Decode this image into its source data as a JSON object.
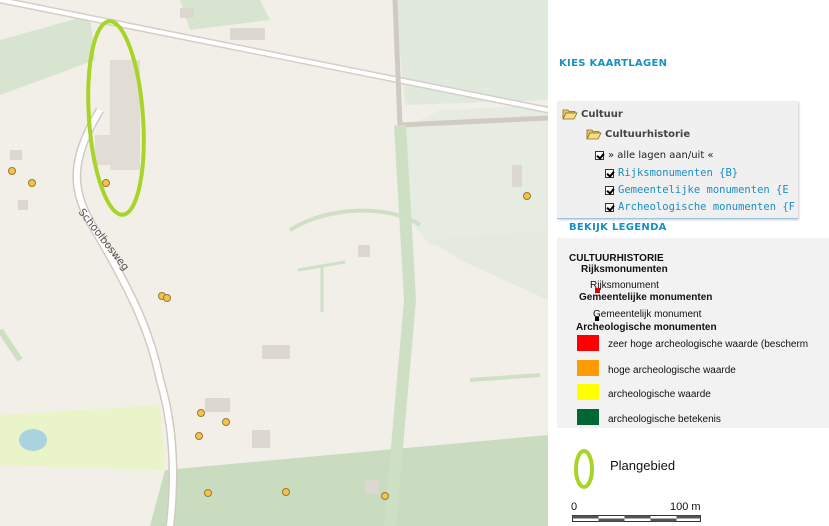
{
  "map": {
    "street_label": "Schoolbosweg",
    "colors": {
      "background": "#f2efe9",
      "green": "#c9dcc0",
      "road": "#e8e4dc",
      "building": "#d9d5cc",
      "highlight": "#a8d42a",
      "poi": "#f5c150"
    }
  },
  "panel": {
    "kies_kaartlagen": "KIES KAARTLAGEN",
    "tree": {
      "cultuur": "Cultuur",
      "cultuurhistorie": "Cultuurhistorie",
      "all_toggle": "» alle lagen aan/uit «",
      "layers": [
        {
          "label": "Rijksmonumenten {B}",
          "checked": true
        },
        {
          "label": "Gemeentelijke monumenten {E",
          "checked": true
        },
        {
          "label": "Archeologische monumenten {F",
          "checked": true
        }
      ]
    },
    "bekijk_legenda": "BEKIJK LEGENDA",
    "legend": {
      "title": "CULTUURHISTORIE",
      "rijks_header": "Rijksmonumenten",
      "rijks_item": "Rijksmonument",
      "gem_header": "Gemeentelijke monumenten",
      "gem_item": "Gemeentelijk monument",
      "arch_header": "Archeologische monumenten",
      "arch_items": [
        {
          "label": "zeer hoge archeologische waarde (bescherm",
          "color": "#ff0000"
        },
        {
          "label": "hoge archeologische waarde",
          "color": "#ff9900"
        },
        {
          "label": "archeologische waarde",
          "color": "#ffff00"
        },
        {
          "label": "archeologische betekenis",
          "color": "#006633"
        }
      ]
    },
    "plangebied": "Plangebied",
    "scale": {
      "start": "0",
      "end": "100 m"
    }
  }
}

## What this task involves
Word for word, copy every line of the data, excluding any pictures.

## Answer for the task
Decode this image into its source data as a JSON object.
{
  "map": {
    "street_label": "Schoolbosweg",
    "colors": {
      "background": "#f2efe9",
      "green": "#c9dcc0",
      "road": "#e8e4dc",
      "building": "#d9d5cc",
      "highlight": "#a8d42a",
      "poi": "#f5c150"
    }
  },
  "panel": {
    "kies_kaartlagen": "KIES KAARTLAGEN",
    "tree": {
      "cultuur": "Cultuur",
      "cultuurhistorie": "Cultuurhistorie",
      "all_toggle": "» alle lagen aan/uit «",
      "layers": [
        {
          "label": "Rijksmonumenten {B}",
          "checked": true
        },
        {
          "label": "Gemeentelijke monumenten {E",
          "checked": true
        },
        {
          "label": "Archeologische monumenten {F",
          "checked": true
        }
      ]
    },
    "bekijk_legenda": "BEKIJK LEGENDA",
    "legend": {
      "title": "CULTUURHISTORIE",
      "rijks_header": "Rijksmonumenten",
      "rijks_item": "Rijksmonument",
      "gem_header": "Gemeentelijke monumenten",
      "gem_item": "Gemeentelijk monument",
      "arch_header": "Archeologische monumenten",
      "arch_items": [
        {
          "label": "zeer hoge archeologische waarde (bescherm",
          "color": "#ff0000"
        },
        {
          "label": "hoge archeologische waarde",
          "color": "#ff9900"
        },
        {
          "label": "archeologische waarde",
          "color": "#ffff00"
        },
        {
          "label": "archeologische betekenis",
          "color": "#006633"
        }
      ]
    },
    "plangebied": "Plangebied",
    "scale": {
      "start": "0",
      "end": "100 m"
    }
  }
}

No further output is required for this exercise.